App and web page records
══════════════════════════════
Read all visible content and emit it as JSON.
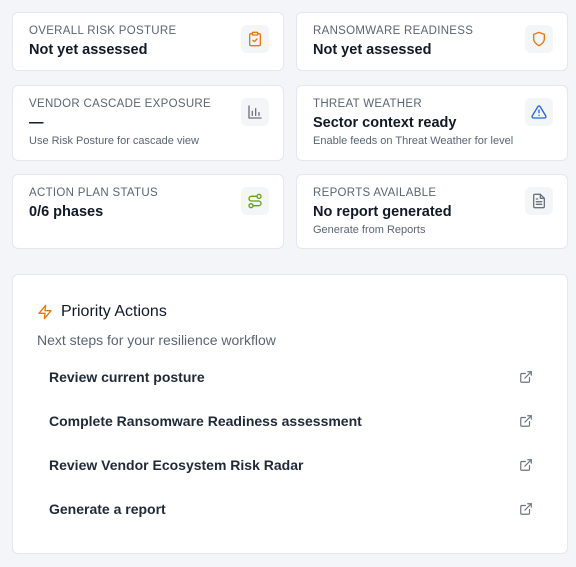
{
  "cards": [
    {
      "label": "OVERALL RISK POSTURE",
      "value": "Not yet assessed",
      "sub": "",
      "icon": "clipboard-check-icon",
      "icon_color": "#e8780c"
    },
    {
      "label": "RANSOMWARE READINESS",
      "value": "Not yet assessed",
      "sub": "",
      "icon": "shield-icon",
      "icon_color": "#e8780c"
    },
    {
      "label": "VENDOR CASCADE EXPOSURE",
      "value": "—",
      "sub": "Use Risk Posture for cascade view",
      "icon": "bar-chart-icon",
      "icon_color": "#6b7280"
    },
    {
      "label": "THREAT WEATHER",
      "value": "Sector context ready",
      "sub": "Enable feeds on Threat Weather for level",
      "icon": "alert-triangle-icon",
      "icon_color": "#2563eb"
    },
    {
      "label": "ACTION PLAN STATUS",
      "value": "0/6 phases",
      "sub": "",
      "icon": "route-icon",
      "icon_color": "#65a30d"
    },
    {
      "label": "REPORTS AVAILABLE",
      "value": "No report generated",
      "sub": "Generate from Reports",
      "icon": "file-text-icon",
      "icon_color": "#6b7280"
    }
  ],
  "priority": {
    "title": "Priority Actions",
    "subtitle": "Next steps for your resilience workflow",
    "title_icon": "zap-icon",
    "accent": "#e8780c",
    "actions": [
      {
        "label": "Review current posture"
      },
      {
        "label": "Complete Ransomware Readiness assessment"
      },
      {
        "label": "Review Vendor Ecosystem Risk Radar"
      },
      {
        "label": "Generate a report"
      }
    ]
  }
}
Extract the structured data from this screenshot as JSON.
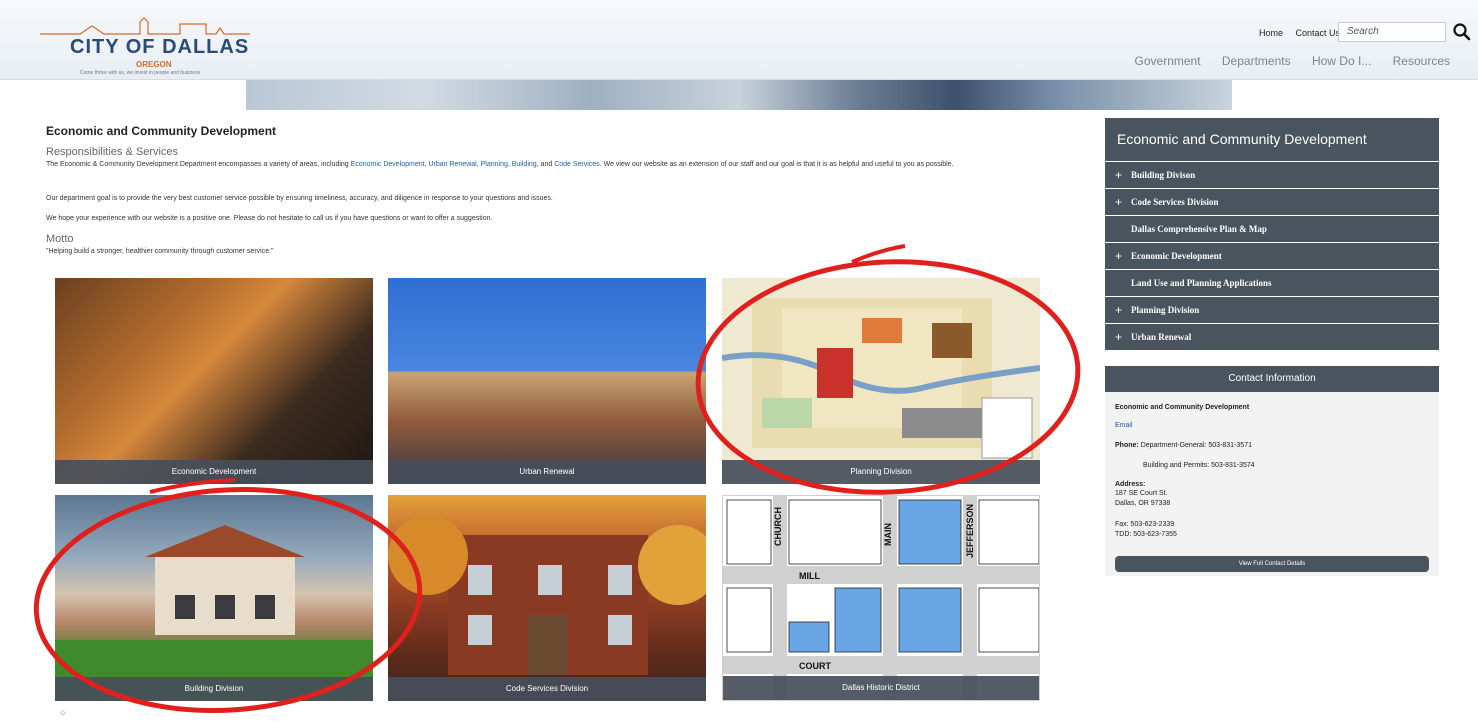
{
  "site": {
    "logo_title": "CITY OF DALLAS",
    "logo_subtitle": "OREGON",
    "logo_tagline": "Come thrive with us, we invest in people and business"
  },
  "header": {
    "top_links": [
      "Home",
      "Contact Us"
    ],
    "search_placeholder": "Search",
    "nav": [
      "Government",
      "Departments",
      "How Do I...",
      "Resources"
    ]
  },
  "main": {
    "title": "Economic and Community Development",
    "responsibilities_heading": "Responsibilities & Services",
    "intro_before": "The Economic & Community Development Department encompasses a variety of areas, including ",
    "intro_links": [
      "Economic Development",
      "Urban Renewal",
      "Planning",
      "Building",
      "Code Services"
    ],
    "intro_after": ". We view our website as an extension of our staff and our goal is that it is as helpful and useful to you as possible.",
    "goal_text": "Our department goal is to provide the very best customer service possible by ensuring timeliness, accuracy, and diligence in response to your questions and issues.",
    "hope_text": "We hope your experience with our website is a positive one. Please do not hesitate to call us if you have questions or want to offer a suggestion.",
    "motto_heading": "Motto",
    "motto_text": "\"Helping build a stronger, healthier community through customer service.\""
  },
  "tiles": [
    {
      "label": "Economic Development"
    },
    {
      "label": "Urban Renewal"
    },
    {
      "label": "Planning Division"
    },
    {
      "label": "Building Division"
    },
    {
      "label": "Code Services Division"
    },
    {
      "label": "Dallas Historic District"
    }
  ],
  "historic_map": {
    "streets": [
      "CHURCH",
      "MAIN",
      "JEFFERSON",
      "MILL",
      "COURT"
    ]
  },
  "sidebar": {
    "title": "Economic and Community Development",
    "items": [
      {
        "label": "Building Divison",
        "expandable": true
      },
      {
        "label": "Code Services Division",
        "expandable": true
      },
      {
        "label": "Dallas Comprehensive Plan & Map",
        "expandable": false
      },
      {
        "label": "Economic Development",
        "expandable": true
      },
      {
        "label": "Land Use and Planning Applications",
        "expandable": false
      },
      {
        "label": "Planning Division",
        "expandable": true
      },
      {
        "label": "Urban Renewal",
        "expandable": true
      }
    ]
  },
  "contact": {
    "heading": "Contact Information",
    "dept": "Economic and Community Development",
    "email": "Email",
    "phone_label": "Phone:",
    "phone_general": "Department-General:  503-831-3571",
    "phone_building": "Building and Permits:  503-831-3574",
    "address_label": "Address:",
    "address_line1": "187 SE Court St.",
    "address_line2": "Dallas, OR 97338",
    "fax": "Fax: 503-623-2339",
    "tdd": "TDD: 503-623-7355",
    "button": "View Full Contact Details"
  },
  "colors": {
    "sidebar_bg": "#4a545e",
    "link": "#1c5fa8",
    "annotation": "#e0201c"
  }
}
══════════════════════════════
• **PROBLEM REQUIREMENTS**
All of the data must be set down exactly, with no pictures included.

• **ANSWER BOX**
Read all visible content and emit it as JSON.
{
  "cards": [
    {
      "label": "OVERALL RISK POSTURE",
      "value": "Not yet assessed",
      "sub": "",
      "icon": "clipboard-check-icon",
      "icon_color": "#e8780c"
    },
    {
      "label": "RANSOMWARE READINESS",
      "value": "Not yet assessed",
      "sub": "",
      "icon": "shield-icon",
      "icon_color": "#e8780c"
    },
    {
      "label": "VENDOR CASCADE EXPOSURE",
      "value": "—",
      "sub": "Use Risk Posture for cascade view",
      "icon": "bar-chart-icon",
      "icon_color": "#6b7280"
    },
    {
      "label": "THREAT WEATHER",
      "value": "Sector context ready",
      "sub": "Enable feeds on Threat Weather for level",
      "icon": "alert-triangle-icon",
      "icon_color": "#2563eb"
    },
    {
      "label": "ACTION PLAN STATUS",
      "value": "0/6 phases",
      "sub": "",
      "icon": "route-icon",
      "icon_color": "#65a30d"
    },
    {
      "label": "REPORTS AVAILABLE",
      "value": "No report generated",
      "sub": "Generate from Reports",
      "icon": "file-text-icon",
      "icon_color": "#6b7280"
    }
  ],
  "priority": {
    "title": "Priority Actions",
    "subtitle": "Next steps for your resilience workflow",
    "title_icon": "zap-icon",
    "accent": "#e8780c",
    "actions": [
      {
        "label": "Review current posture"
      },
      {
        "label": "Complete Ransomware Readiness assessment"
      },
      {
        "label": "Review Vendor Ecosystem Risk Radar"
      },
      {
        "label": "Generate a report"
      }
    ]
  }
}
Extract the structured data from this screenshot as JSON.
{
  "site": {
    "logo_title": "CITY OF DALLAS",
    "logo_subtitle": "OREGON",
    "logo_tagline": "Come thrive with us, we invest in people and business"
  },
  "header": {
    "top_links": [
      "Home",
      "Contact Us"
    ],
    "search_placeholder": "Search",
    "nav": [
      "Government",
      "Departments",
      "How Do I...",
      "Resources"
    ]
  },
  "main": {
    "title": "Economic and Community Development",
    "responsibilities_heading": "Responsibilities & Services",
    "intro_before": "The Economic & Community Development Department encompasses a variety of areas, including ",
    "intro_links": [
      "Economic Development",
      "Urban Renewal",
      "Planning",
      "Building",
      "Code Services"
    ],
    "intro_after": ". We view our website as an extension of our staff and our goal is that it is as helpful and useful to you as possible.",
    "goal_text": "Our department goal is to provide the very best customer service possible by ensuring timeliness, accuracy, and diligence in response to your questions and issues.",
    "hope_text": "We hope your experience with our website is a positive one. Please do not hesitate to call us if you have questions or want to offer a suggestion.",
    "motto_heading": "Motto",
    "motto_text": "\"Helping build a stronger, healthier community through customer service.\""
  },
  "tiles": [
    {
      "label": "Economic Development"
    },
    {
      "label": "Urban Renewal"
    },
    {
      "label": "Planning Division"
    },
    {
      "label": "Building Division"
    },
    {
      "label": "Code Services Division"
    },
    {
      "label": "Dallas Historic District"
    }
  ],
  "historic_map": {
    "streets": [
      "CHURCH",
      "MAIN",
      "JEFFERSON",
      "MILL",
      "COURT"
    ]
  },
  "sidebar": {
    "title": "Economic and Community Development",
    "items": [
      {
        "label": "Building Divison",
        "expandable": true
      },
      {
        "label": "Code Services Division",
        "expandable": true
      },
      {
        "label": "Dallas Comprehensive Plan & Map",
        "expandable": false
      },
      {
        "label": "Economic Development",
        "expandable": true
      },
      {
        "label": "Land Use and Planning Applications",
        "expandable": false
      },
      {
        "label": "Planning Division",
        "expandable": true
      },
      {
        "label": "Urban Renewal",
        "expandable": true
      }
    ]
  },
  "contact": {
    "heading": "Contact Information",
    "dept": "Economic and Community Development",
    "email": "Email",
    "phone_label": "Phone:",
    "phone_general": "Department-General:  503-831-3571",
    "phone_building": "Building and Permits:  503-831-3574",
    "address_label": "Address:",
    "address_line1": "187 SE Court St.",
    "address_line2": "Dallas, OR 97338",
    "fax": "Fax: 503-623-2339",
    "tdd": "TDD: 503-623-7355",
    "button": "View Full Contact Details"
  },
  "colors": {
    "sidebar_bg": "#4a545e",
    "link": "#1c5fa8",
    "annotation": "#e0201c"
  }
}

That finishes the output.